Bimodal Release Oral Ondansetron Shows Promise in Phase 3 Study
Intravenous treatment of acute gastroenteritis can be costly and uncomfortable. A phase 3 clinical trial showed positive results for a bimodal release oral ondansetron tablet, finding the drug effective in treating nausea and vomiting.
Approximately 179 million episodes of acute gastroenteritis occur annually in the United States, resulting in 600,000 hospitalizations and 5000 deaths. Acute gastroenteritis often leads to vomiting which limits the success of fluid replacement for patients with dehydration.
Medications used to treat vomiting in the emergency department include metoclopramide, prochlorperazine, and ondansetron administered intravenously. Intravenous treatment can be costly, uncomfortable for patients, and resource-draining. However, results of a phase 3 clinical trial, published in Jama Network Open, showed positive results for a bimodal release oral ondansetron tablet, finding the drug effective in treating nausea and vomiting.
The bimodal release ondansetron tablet contains 6mg of immediate release ondansetron and 18mg of 24-hour release ondansetron, for a total of 24mg of ondansetron. The study was a double-blind, placebo-controlled, parallel-group, randomized clinical trial evaluating both safety and efficacy for the bimodal release tablet.
The study was conducted among both adolescents and adults. Individuals 12 years and older at 19 different emergency departments and 2 urgent care centers with symptoms of acute gastroenteritis were evaluated for eligibility between December 8, 2014 and February 17, 2017.
Individuals with 2 or more episodes of vomiting in the 4 hours prior to arriving at the center and whose duration of vomiting symptoms was less than 36 hours were eligible for enrollment. Patients were excluded if they were pregnant, had recently undergone an abdominal surgery, had unhealthy alcohol or illicit drug use, had history of bariatric surgical procedures or bowel obstruction, had evidence of severe dehydration, or had serious medical comorbidities.
Patients were evaluated on their nausea symptoms using a 5-point Likert numeric rating scale. The primary outcome was frequency of treatment success at 24 hours after study tablet administration. The study population included all patients who were administered a tablet regardless of whether the tablet was vomited soon after.
A total of 330 patients were randomized, with 321 included in final analysis. The mean age of patients was 29 years, and 195 participants were women. At enrollment, 192 patients were randomized to the bimodal release ondansetron group and 129 patients were randomized to the placebo group.

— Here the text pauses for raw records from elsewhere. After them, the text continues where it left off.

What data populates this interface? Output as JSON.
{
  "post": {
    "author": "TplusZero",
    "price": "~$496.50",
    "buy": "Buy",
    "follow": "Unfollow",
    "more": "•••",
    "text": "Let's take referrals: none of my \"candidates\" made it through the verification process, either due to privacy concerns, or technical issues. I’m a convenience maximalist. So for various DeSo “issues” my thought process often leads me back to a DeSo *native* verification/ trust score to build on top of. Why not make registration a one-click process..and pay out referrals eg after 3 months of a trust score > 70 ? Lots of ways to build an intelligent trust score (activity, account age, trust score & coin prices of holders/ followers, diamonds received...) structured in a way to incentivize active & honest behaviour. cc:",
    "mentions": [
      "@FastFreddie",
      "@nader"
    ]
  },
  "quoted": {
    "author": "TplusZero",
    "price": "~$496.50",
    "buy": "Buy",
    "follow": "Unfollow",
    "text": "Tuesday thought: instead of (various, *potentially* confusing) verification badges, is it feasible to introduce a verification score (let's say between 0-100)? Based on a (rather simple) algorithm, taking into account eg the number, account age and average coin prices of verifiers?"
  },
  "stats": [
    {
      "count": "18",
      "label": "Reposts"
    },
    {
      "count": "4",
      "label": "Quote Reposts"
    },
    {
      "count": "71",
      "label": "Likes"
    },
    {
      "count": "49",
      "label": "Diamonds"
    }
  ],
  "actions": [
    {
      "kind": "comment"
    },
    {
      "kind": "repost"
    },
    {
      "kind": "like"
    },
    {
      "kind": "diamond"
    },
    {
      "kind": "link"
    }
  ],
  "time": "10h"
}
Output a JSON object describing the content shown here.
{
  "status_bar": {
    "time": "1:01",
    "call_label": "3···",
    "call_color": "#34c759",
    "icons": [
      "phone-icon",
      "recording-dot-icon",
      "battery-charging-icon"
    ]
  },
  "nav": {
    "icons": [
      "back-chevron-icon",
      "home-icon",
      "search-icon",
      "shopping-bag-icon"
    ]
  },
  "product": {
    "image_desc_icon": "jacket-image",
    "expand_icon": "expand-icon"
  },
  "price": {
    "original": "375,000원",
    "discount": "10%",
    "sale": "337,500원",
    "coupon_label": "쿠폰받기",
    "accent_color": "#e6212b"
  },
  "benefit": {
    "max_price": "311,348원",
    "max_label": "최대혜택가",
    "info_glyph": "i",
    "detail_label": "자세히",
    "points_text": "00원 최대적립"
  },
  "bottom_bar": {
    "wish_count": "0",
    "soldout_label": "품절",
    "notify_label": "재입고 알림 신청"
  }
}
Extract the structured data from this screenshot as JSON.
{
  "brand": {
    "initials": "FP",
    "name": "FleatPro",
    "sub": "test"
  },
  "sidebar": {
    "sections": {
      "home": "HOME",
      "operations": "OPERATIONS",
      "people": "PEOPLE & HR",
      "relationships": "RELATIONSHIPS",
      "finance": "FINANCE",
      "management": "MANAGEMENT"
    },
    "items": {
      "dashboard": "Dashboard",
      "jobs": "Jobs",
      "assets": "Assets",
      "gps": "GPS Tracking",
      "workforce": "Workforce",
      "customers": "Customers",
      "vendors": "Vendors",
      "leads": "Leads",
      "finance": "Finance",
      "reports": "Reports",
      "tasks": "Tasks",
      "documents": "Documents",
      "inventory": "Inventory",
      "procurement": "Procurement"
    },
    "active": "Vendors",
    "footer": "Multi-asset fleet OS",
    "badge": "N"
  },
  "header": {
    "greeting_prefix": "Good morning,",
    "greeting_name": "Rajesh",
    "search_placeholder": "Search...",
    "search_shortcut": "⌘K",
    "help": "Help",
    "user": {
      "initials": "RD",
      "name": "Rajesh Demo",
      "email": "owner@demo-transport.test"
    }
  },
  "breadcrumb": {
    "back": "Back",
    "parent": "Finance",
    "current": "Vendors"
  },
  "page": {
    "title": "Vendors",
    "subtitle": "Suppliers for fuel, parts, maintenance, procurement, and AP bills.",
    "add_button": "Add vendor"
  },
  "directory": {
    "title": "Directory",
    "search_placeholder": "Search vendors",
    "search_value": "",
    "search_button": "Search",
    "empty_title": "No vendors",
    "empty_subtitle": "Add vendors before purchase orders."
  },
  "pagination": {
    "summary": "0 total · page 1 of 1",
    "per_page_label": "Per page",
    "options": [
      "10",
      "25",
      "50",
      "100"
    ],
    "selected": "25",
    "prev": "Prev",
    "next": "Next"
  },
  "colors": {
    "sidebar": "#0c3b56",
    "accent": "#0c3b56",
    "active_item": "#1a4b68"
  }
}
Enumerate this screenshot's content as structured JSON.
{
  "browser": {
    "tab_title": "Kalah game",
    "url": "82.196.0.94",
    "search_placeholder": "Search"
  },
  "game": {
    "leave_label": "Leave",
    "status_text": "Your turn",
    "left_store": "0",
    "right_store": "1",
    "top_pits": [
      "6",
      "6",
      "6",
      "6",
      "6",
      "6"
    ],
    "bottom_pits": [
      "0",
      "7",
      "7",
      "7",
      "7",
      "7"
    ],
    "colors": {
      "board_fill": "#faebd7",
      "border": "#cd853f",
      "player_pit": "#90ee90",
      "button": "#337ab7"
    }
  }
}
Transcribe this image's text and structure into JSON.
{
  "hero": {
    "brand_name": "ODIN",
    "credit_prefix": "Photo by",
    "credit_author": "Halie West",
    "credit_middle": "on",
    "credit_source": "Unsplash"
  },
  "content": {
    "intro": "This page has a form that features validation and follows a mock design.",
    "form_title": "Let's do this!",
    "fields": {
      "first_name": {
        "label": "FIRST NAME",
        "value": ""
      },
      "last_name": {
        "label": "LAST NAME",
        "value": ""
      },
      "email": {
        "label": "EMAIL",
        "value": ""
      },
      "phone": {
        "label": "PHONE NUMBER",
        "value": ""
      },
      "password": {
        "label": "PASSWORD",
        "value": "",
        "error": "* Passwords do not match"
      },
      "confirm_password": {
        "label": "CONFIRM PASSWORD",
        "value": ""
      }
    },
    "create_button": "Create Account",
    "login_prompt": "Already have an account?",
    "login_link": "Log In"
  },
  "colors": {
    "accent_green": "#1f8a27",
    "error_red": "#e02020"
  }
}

Adolescents younger than 18 years made up 8% of participants, with 26 patients total. All patients, excluding 5 in the bimodal release group and 2 in the placebo group, had a final diagnosis of acute gastroenteritis. Patients in the bimodal release group reported more severe nausea at the time of randomization than those in the placebo group, as 58 patients and 27 patients reported the highest severity on the Likert scale, respectively.
After modified intention-to-treat analysis, 126 treatment successes were observed in the bimodal release ondansetron group relative to 70 treatment successes in the placebo group. The absolute probability difference for treatment success was 11.4% and the proportion of treatment success was 21% higher for those in the bimodal release ondansetron group compared to those in the placebo group.
Patients whose treatment was successful were given 3 additional tablets on discharge and instructed to take 1 as needed every 24 hours, but most patients did not report taking additional doses, with only 20 of 196 discharged patients taking all 3 additional doses.
After 4 days, treatment remained successful for 114 of the bimodal release ondansetron group compared to 67 patients in the placebo group. Both groups saw 4 patients return to the emergency department for gastrointestinal symptoms within 4 days of initial dosing. Adverse events were not frequent and were similar to the previously known safety profile of ondansetron.
Study authors wrote that “giving oral rather than intravenous therapy in the acute care setting could result in more rapid treatment and disposition using lower acuity treatment areas in which fewer personnel and resources would be needed. Treatment with bimodal release ondansetron presents other outpatient treatment options, including urgent care centers or office and clinic settings, with ED visits reserved for those who fail treatment.”
They noted that the drug appeared to work quickly, and that benefits from the long acting component extended through the 24-hour window after tablet administration. If further study confirms these results, the drug may reduce the burdens like intravenous access and emergency department visits in treatment of acute gastroenteritis.